The records >>
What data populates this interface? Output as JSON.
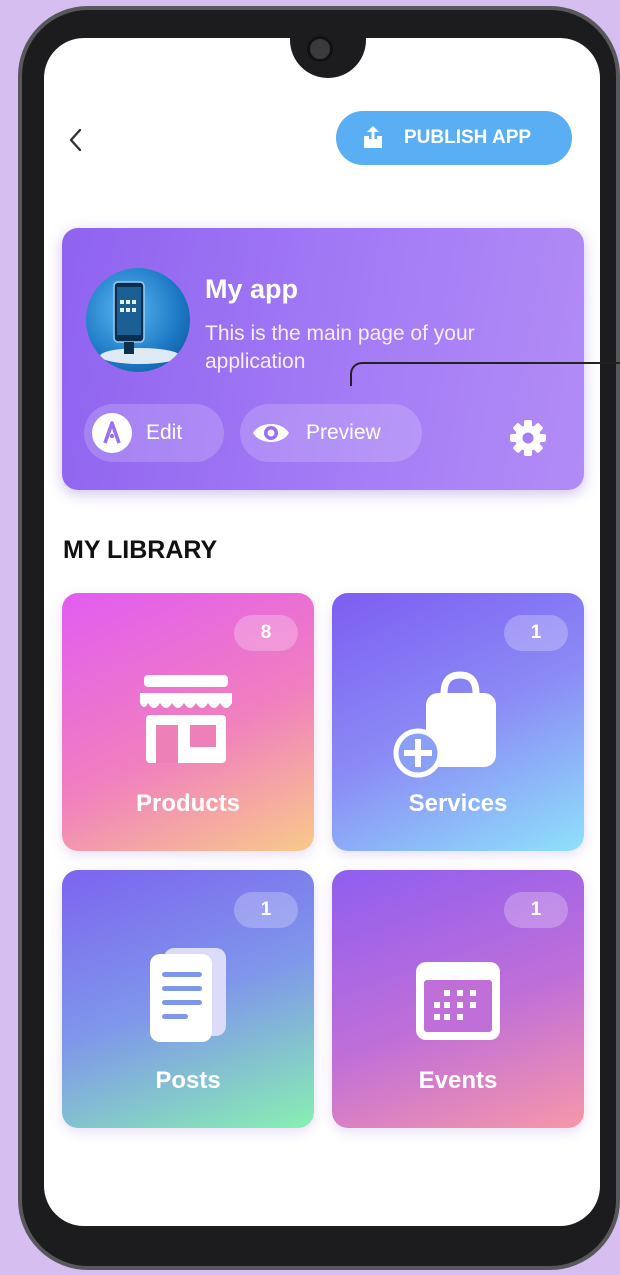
{
  "header": {
    "back_icon": "chevron-left-icon",
    "publish_label": "PUBLISH APP",
    "publish_icon": "share-upload-icon"
  },
  "app_card": {
    "title": "My app",
    "description": "This is the main page of your application",
    "edit_label": "Edit",
    "preview_label": "Preview",
    "settings_icon": "gear-icon"
  },
  "library": {
    "title": "MY LIBRARY",
    "tiles": [
      {
        "label": "Products",
        "count": "8",
        "icon": "store-icon"
      },
      {
        "label": "Services",
        "count": "1",
        "icon": "bag-plus-icon"
      },
      {
        "label": "Posts",
        "count": "1",
        "icon": "document-icon"
      },
      {
        "label": "Events",
        "count": "1",
        "icon": "calendar-icon"
      }
    ]
  },
  "colors": {
    "background": "#d6bff0",
    "publish_button": "#5aaef3",
    "app_card": "#9a6ff3"
  }
}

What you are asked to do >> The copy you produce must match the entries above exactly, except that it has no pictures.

Answer below >>
What data populates this interface? Output as JSON.
{
  "header": {
    "back_icon": "chevron-left-icon",
    "publish_label": "PUBLISH APP",
    "publish_icon": "share-upload-icon"
  },
  "app_card": {
    "title": "My app",
    "description": "This is the main page of your application",
    "edit_label": "Edit",
    "preview_label": "Preview",
    "settings_icon": "gear-icon"
  },
  "library": {
    "title": "MY LIBRARY",
    "tiles": [
      {
        "label": "Products",
        "count": "8",
        "icon": "store-icon"
      },
      {
        "label": "Services",
        "count": "1",
        "icon": "bag-plus-icon"
      },
      {
        "label": "Posts",
        "count": "1",
        "icon": "document-icon"
      },
      {
        "label": "Events",
        "count": "1",
        "icon": "calendar-icon"
      }
    ]
  },
  "colors": {
    "background": "#d6bff0",
    "publish_button": "#5aaef3",
    "app_card": "#9a6ff3"
  }
}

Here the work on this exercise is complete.